According to the RFP, the design of the area has been left very basic to allow for creative development ideas to maximize opportunities at this location.
The city will only be looking for ideas that provide for very significantly increased revenues.
Some revenue would come from advertising along the Riverwalk. 26 locations have been identified as potential advertising opportunities. A sponsor could buy out a specific area and the city says it might sell naming rights to all or part of the Riverwalk.
(Above) Diagram of what area in top photo will look like when finished.
Existing concessions no longer under Park District control
The new operator will take over for the Chicago Park District, which has been managing retail vendors on the completed Riverwalk between Lake Shore Drive and State Street since 2009. The Chicago Park Districts right of entry to the Riverwalk expired on December 31, 2014.

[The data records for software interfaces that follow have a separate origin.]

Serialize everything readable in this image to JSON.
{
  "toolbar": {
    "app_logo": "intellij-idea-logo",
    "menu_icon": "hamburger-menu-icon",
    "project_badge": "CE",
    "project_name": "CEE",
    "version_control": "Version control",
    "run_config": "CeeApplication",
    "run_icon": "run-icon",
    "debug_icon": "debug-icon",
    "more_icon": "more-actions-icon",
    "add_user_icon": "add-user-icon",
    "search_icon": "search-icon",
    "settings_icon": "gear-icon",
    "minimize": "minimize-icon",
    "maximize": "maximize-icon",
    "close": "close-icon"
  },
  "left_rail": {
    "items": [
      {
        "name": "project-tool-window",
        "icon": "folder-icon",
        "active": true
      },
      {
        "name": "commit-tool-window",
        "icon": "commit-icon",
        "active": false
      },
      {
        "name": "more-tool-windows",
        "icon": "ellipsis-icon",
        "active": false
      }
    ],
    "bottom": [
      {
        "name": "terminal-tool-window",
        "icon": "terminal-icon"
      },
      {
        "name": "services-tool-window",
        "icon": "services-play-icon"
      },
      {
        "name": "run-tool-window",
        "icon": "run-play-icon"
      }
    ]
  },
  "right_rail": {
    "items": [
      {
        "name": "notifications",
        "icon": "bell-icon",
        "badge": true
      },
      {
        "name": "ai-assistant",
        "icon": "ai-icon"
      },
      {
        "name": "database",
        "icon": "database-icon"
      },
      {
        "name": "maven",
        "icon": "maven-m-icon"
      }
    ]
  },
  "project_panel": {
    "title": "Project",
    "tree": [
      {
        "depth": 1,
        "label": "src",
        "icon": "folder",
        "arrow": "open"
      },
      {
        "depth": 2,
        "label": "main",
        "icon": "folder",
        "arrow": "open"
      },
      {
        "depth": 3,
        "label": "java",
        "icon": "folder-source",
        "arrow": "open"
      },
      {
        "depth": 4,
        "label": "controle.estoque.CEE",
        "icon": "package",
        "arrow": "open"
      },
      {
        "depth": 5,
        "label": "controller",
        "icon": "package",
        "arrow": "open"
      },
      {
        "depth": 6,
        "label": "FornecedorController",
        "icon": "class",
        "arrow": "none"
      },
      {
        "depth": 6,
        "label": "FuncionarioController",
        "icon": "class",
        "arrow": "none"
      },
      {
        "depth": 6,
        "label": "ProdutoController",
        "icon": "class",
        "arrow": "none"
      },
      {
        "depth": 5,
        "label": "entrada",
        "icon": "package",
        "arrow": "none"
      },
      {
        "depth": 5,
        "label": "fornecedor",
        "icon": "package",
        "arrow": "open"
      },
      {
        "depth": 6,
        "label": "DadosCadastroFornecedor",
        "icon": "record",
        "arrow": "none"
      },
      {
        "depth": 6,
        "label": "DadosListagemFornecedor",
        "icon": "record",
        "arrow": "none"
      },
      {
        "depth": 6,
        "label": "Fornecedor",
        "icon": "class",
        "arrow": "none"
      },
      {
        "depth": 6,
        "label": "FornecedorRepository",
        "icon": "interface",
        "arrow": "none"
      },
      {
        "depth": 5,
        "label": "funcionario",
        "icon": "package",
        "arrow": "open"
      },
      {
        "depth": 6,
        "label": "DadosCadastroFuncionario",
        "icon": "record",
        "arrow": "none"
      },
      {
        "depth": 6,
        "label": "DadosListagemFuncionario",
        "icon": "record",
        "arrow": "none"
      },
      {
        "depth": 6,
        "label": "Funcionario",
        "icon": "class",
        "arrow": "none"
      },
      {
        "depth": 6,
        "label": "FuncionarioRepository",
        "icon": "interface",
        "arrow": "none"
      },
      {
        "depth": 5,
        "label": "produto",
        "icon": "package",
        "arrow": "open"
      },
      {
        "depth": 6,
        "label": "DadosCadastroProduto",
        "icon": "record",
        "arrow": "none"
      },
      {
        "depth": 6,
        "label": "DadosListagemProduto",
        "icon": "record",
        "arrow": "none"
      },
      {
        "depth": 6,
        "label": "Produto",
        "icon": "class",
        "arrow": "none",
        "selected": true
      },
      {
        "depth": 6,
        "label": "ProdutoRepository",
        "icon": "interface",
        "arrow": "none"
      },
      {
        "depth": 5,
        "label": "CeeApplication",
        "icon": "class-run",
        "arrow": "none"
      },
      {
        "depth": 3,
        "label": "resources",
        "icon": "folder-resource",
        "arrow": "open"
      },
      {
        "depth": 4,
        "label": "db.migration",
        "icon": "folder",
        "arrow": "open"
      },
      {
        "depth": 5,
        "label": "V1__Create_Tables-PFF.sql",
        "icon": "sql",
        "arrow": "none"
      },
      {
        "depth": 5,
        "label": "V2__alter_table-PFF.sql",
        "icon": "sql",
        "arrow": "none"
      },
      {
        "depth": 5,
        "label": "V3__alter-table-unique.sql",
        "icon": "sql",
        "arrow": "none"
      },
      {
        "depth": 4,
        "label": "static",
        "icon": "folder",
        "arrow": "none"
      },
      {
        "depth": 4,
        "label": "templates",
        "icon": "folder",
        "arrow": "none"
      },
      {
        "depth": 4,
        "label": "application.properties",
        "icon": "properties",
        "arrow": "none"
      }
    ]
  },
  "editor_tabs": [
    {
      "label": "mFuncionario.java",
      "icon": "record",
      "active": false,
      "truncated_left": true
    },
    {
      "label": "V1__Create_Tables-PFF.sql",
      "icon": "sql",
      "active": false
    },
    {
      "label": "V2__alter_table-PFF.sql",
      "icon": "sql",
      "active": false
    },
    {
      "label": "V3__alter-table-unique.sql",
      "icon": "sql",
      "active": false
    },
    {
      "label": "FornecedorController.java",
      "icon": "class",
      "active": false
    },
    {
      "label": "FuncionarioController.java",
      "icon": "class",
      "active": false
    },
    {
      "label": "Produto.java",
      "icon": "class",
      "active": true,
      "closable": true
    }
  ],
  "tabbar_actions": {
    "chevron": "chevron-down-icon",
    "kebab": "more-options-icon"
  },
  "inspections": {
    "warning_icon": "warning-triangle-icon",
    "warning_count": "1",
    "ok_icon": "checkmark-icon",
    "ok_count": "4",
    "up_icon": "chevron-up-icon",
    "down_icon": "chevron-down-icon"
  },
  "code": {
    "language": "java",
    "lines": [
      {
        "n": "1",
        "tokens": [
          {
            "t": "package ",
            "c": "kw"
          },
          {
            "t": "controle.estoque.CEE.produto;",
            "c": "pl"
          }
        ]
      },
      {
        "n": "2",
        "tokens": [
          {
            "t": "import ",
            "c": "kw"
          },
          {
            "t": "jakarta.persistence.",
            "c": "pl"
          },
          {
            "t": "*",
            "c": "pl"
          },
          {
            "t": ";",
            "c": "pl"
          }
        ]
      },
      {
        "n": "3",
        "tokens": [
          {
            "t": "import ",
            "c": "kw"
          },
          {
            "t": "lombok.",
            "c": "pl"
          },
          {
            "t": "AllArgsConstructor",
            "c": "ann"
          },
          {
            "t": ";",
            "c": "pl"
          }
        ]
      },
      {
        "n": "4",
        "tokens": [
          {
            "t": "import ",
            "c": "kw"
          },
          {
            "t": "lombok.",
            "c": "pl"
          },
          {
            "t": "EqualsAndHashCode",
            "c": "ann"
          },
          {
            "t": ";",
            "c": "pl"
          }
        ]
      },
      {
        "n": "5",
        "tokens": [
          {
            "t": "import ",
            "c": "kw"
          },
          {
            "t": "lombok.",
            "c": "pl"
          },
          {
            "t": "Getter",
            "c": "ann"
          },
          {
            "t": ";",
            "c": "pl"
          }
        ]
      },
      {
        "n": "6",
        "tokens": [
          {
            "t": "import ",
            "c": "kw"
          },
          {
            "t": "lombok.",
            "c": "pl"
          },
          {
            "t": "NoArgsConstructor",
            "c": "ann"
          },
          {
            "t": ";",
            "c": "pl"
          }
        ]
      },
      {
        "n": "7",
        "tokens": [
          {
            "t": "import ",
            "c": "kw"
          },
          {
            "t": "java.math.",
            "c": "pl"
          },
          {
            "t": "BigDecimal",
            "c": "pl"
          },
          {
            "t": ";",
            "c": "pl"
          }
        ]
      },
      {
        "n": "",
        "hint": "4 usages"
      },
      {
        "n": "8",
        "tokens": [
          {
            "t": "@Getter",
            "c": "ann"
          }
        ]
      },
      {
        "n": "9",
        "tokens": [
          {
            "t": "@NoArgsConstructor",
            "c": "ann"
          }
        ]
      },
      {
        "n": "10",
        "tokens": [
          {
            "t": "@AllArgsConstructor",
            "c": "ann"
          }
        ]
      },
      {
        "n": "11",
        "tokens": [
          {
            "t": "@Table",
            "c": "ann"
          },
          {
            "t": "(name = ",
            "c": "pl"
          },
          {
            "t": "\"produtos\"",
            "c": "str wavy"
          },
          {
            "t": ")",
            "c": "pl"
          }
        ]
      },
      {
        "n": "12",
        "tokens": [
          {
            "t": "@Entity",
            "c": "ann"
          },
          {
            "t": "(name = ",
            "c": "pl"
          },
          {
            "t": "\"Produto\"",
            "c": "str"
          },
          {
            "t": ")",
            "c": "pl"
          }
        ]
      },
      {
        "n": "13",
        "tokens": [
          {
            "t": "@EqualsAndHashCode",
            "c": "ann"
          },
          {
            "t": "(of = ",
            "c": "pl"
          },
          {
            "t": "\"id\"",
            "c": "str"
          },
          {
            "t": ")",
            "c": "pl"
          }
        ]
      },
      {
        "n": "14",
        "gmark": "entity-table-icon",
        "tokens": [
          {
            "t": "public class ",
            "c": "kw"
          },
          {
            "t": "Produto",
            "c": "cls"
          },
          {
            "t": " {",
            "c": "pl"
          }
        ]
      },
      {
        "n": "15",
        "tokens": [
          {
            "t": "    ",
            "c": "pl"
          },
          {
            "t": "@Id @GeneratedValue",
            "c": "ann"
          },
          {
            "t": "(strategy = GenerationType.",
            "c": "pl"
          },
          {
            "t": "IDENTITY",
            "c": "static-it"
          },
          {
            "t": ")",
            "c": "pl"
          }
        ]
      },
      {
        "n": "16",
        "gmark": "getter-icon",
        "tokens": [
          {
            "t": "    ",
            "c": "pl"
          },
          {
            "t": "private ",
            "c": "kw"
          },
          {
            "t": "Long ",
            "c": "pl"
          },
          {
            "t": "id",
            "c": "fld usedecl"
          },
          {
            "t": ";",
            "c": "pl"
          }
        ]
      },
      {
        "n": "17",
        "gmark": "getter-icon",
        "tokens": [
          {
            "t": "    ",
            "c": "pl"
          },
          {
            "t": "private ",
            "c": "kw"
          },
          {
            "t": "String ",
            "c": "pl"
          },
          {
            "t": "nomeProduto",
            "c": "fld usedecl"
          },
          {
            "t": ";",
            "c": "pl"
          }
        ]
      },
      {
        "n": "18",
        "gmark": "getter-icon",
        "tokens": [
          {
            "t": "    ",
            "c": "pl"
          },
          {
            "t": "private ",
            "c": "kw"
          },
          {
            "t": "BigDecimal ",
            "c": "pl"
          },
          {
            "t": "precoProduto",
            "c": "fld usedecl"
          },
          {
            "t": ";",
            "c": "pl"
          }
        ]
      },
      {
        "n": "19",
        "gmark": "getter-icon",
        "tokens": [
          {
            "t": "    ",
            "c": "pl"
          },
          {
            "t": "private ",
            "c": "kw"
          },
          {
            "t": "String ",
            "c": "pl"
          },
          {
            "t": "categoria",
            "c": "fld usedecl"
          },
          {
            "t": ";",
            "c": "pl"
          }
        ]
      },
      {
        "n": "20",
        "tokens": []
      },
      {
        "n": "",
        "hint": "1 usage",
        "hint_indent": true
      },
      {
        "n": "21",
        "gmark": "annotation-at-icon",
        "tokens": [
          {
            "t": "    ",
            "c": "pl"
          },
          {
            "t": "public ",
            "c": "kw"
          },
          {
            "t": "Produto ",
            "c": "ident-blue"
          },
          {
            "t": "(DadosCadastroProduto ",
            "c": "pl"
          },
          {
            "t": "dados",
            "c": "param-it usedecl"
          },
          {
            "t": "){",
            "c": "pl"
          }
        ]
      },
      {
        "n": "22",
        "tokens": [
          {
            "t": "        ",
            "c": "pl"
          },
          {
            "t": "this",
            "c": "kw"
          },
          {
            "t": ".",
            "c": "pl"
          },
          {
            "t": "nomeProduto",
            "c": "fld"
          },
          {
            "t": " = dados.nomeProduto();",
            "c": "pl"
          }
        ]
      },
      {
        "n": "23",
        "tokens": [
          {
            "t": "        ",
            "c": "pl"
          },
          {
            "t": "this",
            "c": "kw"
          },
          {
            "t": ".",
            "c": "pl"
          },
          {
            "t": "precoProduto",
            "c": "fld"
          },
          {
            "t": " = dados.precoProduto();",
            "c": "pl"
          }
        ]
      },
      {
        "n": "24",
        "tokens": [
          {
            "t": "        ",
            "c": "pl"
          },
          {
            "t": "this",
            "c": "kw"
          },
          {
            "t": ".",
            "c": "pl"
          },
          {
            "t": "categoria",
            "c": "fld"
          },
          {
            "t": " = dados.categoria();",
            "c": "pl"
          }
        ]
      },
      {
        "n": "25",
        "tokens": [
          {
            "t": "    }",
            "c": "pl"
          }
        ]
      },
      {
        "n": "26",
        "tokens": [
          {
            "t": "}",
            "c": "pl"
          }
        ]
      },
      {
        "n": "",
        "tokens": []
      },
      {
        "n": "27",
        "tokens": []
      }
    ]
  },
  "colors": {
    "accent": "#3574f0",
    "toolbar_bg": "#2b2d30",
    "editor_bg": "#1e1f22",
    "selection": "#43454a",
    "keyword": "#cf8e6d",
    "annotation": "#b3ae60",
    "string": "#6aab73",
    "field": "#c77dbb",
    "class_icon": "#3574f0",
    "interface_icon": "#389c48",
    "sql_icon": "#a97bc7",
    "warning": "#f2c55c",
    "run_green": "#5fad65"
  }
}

Five vendors that were on the Riverwalk east of Wabash Avenue last year will have to get a short-term concession license from the city to operate again this year. While the city says the new operator is welcome to sign existing vendors, new agreements are required and expected to be economically advantageous.
In 2013, the existing Riverwalk concessionaires collectively paid $1,081,303 to the city. From 2010 through 2013, the total was $4,903,505, according to the Chicago Park District.
(Above) Pie chart of how much each Riverwalk concession made for the city from 2010 through 2013.
The city is clear that operating the Riverwalk is not without risk. They might be flexible on terms, according to the RFP, like when the DOT loan is repaid, allowing the operator to start making money before the city gets a cut.